__Entries provided__:
● ● ● ●

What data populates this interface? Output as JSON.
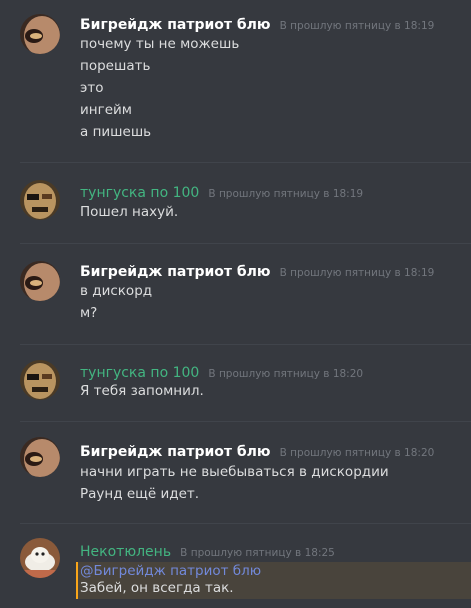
{
  "colors": {
    "background": "#36393f",
    "author_white": "#ffffff",
    "author_green": "#43b581",
    "timestamp": "#72767d",
    "mention": "#7289da",
    "mention_highlight": "#49443c",
    "mention_border": "#faa61a"
  },
  "messages": [
    {
      "author": "Бигрейдж патриот блю",
      "timestamp": "В прошлую пятницу в 18:19",
      "lines": [
        "почему ты не можешь",
        "порешать",
        "это",
        "ингейм",
        "а пишешь"
      ]
    },
    {
      "author": "тунгуска по 100",
      "timestamp": "В прошлую пятницу в 18:19",
      "lines": [
        "Пошел нахуй."
      ]
    },
    {
      "author": "Бигрейдж патриот блю",
      "timestamp": "В прошлую пятницу в 18:19",
      "lines": [
        "в дискорд",
        "м?"
      ]
    },
    {
      "author": "тунгуска по 100",
      "timestamp": "В прошлую пятницу в 18:20",
      "lines": [
        "Я тебя запомнил."
      ]
    },
    {
      "author": "Бигрейдж патриот блю",
      "timestamp": "В прошлую пятницу в 18:20",
      "lines": [
        "начни играть  не выебываться в дискордии",
        "Раунд ещё идет."
      ]
    },
    {
      "author": "Некотюлень",
      "timestamp": "В прошлую пятницу в 18:25",
      "mention": "@Бигрейдж патриот блю",
      "lines": [
        "Забей, он всегда так."
      ]
    }
  ]
}
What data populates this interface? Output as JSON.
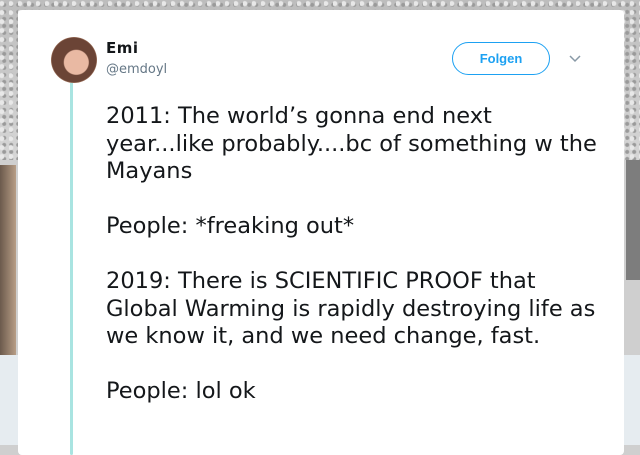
{
  "tweet": {
    "author_name": "Emi",
    "author_handle": "@emdoyl",
    "follow_label": "Folgen",
    "text": "2011: The world’s gonna end next year...like probably....bc of something w the Mayans\n\nPeople: *freaking out*\n\n2019: There is SCIENTIFIC PROOF that Global Warming is rapidly destroying life as we know it, and we need change, fast.\n\nPeople: lol ok"
  },
  "icons": {
    "avatar": "avatar",
    "more_menu": "chevron-down-icon"
  },
  "colors": {
    "accent": "#1da1f2",
    "thread_line": "#a9e4e1",
    "text": "#14171a",
    "secondary_text": "#657786"
  }
}
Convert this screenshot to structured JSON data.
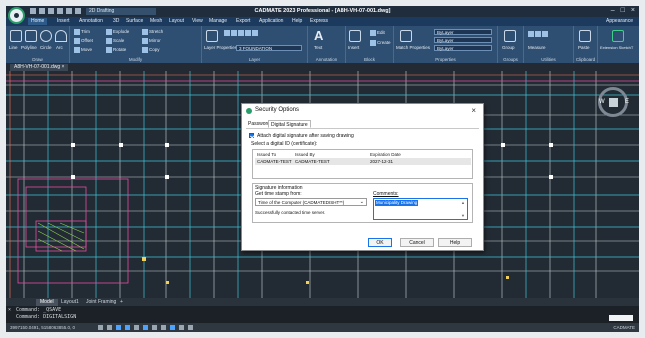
{
  "app": {
    "workspace": "2D Drafting",
    "title": "CADMATE 2023 Professional - [A8H-VH-07-001.dwg]",
    "appearance": "Appearance",
    "window_controls": [
      "–",
      "□",
      "×"
    ]
  },
  "menu": {
    "tabs": [
      "Home",
      "Insert",
      "Annotation",
      "3D",
      "Surface",
      "Mesh",
      "Layout",
      "View",
      "Manage",
      "Export",
      "Application",
      "Help",
      "Express"
    ],
    "active": "Home"
  },
  "ribbon": {
    "draw": {
      "label": "Draw",
      "items": [
        "Line",
        "Polyline",
        "Circle",
        "Arc"
      ]
    },
    "modify": {
      "label": "Modify",
      "items": [
        "Trim",
        "Explode",
        "Stretch",
        "Offset",
        "Scale",
        "Mirror",
        "Move",
        "Rotate",
        "Copy"
      ]
    },
    "layer": {
      "label": "Layer",
      "layer_props": "Layer Properties",
      "current": "3 FOUNDATION"
    },
    "annotation": {
      "label": "Annotation",
      "text": "Text"
    },
    "block": {
      "label": "Block",
      "insert": "Insert",
      "edit": "Edit",
      "create": "Create"
    },
    "properties": {
      "label": "Properties",
      "match": "Match Properties",
      "bylayer1": "ByLayer",
      "bylayer2": "ByLayer",
      "bylayer3": "ByLayer"
    },
    "groups": {
      "label": "Groups",
      "group": "Group"
    },
    "utilities": {
      "label": "Utilities",
      "measure": "Measure"
    },
    "clipboard": {
      "label": "Clipboard",
      "paste": "Paste"
    },
    "extension": {
      "label": "Extension SketchT",
      "ext": "Extension SketchT"
    }
  },
  "document_tab": "A8H-VH-07-001.dwg",
  "viewcube": {
    "west": "W",
    "east": "E"
  },
  "layout_tabs": [
    "Model",
    "Layout1",
    "Joint Framing",
    "+"
  ],
  "command_lines": [
    "Command: _QSAVE",
    "Command: DIGITALSIGN"
  ],
  "status": {
    "coordinates": "3997150.0491, 5158063855.0, 0",
    "brand": "CADMATE"
  },
  "dialog": {
    "title": "Security Options",
    "tabs": [
      "Password",
      "Digital Signature"
    ],
    "active_tab": "Digital Signature",
    "attach_label": "Attach digital signature after saving drawing",
    "attach_checked": true,
    "select_id_label": "Select a digital ID (certificate):",
    "columns": [
      "Issued To",
      "Issued By",
      "Expiration Date"
    ],
    "certificates": [
      {
        "issued_to": "CADMATE-TEST",
        "issued_by": "CADMATE-TEST",
        "expiration": "2027-12-31"
      }
    ],
    "signature_info_label": "Signature information",
    "timestamp_label": "Get time stamp from:",
    "timestamp_value": "Time of the Computer (CADMATEDISHT**)",
    "timestamp_status": "Successfully contacted time server.",
    "comments_label": "Comments:",
    "comments_value": "Municipality Drawing",
    "buttons": {
      "ok": "OK",
      "cancel": "Cancel",
      "help": "Help"
    },
    "close": "×"
  }
}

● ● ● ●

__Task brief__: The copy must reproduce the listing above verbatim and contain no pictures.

__Problem solution__:
What data populates this interface? Output as JSON.
{
  "colors": {
    "background": "#36393f",
    "author_white": "#ffffff",
    "author_green": "#43b581",
    "timestamp": "#72767d",
    "mention": "#7289da",
    "mention_highlight": "#49443c",
    "mention_border": "#faa61a"
  },
  "messages": [
    {
      "author": "Бигрейдж патриот блю",
      "timestamp": "В прошлую пятницу в 18:19",
      "lines": [
        "почему ты не можешь",
        "порешать",
        "это",
        "ингейм",
        "а пишешь"
      ]
    },
    {
      "author": "тунгуска по 100",
      "timestamp": "В прошлую пятницу в 18:19",
      "lines": [
        "Пошел нахуй."
      ]
    },
    {
      "author": "Бигрейдж патриот блю",
      "timestamp": "В прошлую пятницу в 18:19",
      "lines": [
        "в дискорд",
        "м?"
      ]
    },
    {
      "author": "тунгуска по 100",
      "timestamp": "В прошлую пятницу в 18:20",
      "lines": [
        "Я тебя запомнил."
      ]
    },
    {
      "author": "Бигрейдж патриот блю",
      "timestamp": "В прошлую пятницу в 18:20",
      "lines": [
        "начни играть  не выебываться в дискордии",
        "Раунд ещё идет."
      ]
    },
    {
      "author": "Некотюлень",
      "timestamp": "В прошлую пятницу в 18:25",
      "mention": "@Бигрейдж патриот блю",
      "lines": [
        "Забей, он всегда так."
      ]
    }
  ]
}
What data populates this interface? Output as JSON.
{
  "tweet": {
    "author_name": "Emi",
    "author_handle": "@emdoyl",
    "follow_label": "Folgen",
    "text": "2011: The world’s gonna end next year...like probably....bc of something w the Mayans\n\nPeople: *freaking out*\n\n2019: There is SCIENTIFIC PROOF that Global Warming is rapidly destroying life as we know it, and we need change, fast.\n\nPeople: lol ok"
  },
  "icons": {
    "avatar": "avatar",
    "more_menu": "chevron-down-icon"
  },
  "colors": {
    "accent": "#1da1f2",
    "thread_line": "#a9e4e1",
    "text": "#14171a",
    "secondary_text": "#657786"
  }
}
Convert this screenshot to structured JSON data.
{
  "app": {
    "workspace": "2D Drafting",
    "title": "CADMATE 2023 Professional - [A8H-VH-07-001.dwg]",
    "appearance": "Appearance",
    "window_controls": [
      "–",
      "□",
      "×"
    ]
  },
  "menu": {
    "tabs": [
      "Home",
      "Insert",
      "Annotation",
      "3D",
      "Surface",
      "Mesh",
      "Layout",
      "View",
      "Manage",
      "Export",
      "Application",
      "Help",
      "Express"
    ],
    "active": "Home"
  },
  "ribbon": {
    "draw": {
      "label": "Draw",
      "items": [
        "Line",
        "Polyline",
        "Circle",
        "Arc"
      ]
    },
    "modify": {
      "label": "Modify",
      "items": [
        "Trim",
        "Explode",
        "Stretch",
        "Offset",
        "Scale",
        "Mirror",
        "Move",
        "Rotate",
        "Copy"
      ]
    },
    "layer": {
      "label": "Layer",
      "layer_props": "Layer Properties",
      "current": "3 FOUNDATION"
    },
    "annotation": {
      "label": "Annotation",
      "text": "Text"
    },
    "block": {
      "label": "Block",
      "insert": "Insert",
      "edit": "Edit",
      "create": "Create"
    },
    "properties": {
      "label": "Properties",
      "match": "Match Properties",
      "bylayer1": "ByLayer",
      "bylayer2": "ByLayer",
      "bylayer3": "ByLayer"
    },
    "groups": {
      "label": "Groups",
      "group": "Group"
    },
    "utilities": {
      "label": "Utilities",
      "measure": "Measure"
    },
    "clipboard": {
      "label": "Clipboard",
      "paste": "Paste"
    },
    "extension": {
      "label": "Extension SketchT",
      "ext": "Extension SketchT"
    }
  },
  "document_tab": "A8H-VH-07-001.dwg",
  "viewcube": {
    "west": "W",
    "east": "E"
  },
  "layout_tabs": [
    "Model",
    "Layout1",
    "Joint Framing",
    "+"
  ],
  "command_lines": [
    "Command: _QSAVE",
    "Command: DIGITALSIGN"
  ],
  "status": {
    "coordinates": "3997150.0491, 5158063855.0, 0",
    "brand": "CADMATE"
  },
  "dialog": {
    "title": "Security Options",
    "tabs": [
      "Password",
      "Digital Signature"
    ],
    "active_tab": "Digital Signature",
    "attach_label": "Attach digital signature after saving drawing",
    "attach_checked": true,
    "select_id_label": "Select a digital ID (certificate):",
    "columns": [
      "Issued To",
      "Issued By",
      "Expiration Date"
    ],
    "certificates": [
      {
        "issued_to": "CADMATE-TEST",
        "issued_by": "CADMATE-TEST",
        "expiration": "2027-12-31"
      }
    ],
    "signature_info_label": "Signature information",
    "timestamp_label": "Get time stamp from:",
    "timestamp_value": "Time of the Computer (CADMATEDISHT**)",
    "timestamp_status": "Successfully contacted time server.",
    "comments_label": "Comments:",
    "comments_value": "Municipality Drawing",
    "buttons": {
      "ok": "OK",
      "cancel": "Cancel",
      "help": "Help"
    },
    "close": "×"
  }
}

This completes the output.